▶ [Work order] For the listing below, count the lines that contain "placeholder" and report only the number.

▶ [Record set]
*** Block opens ***

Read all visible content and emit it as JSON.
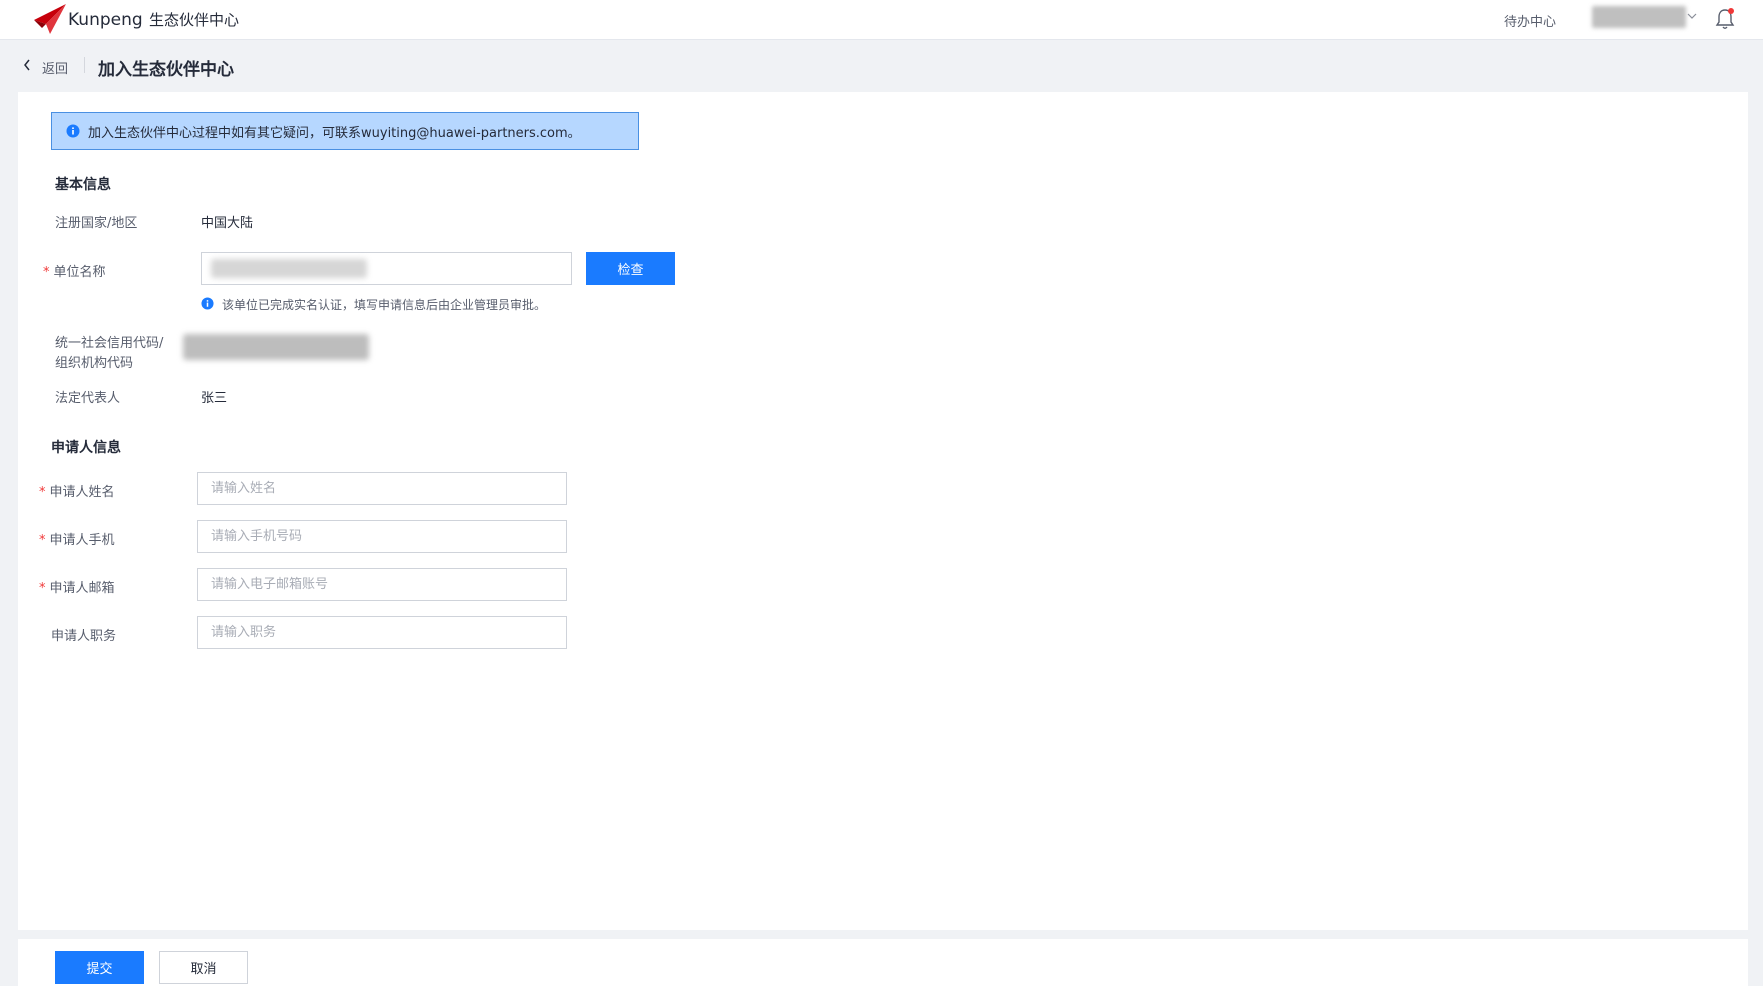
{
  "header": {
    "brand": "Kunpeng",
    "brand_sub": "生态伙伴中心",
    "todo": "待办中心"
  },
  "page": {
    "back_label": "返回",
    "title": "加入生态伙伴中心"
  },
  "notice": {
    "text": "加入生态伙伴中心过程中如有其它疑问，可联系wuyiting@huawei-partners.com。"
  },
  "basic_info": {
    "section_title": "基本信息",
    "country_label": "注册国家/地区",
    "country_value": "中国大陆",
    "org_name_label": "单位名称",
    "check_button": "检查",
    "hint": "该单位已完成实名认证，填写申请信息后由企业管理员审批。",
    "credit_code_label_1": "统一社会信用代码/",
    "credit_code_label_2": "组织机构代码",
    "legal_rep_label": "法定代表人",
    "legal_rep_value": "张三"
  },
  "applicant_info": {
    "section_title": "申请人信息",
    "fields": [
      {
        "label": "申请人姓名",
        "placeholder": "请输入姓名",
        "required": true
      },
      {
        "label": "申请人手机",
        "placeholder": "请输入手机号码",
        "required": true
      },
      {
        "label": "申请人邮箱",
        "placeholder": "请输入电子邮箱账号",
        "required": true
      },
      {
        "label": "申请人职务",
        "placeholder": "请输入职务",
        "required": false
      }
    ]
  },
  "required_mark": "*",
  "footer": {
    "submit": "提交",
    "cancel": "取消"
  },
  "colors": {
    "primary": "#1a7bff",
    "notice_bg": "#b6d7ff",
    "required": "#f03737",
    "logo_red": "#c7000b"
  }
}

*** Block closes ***

▶ [Solved exercise] 4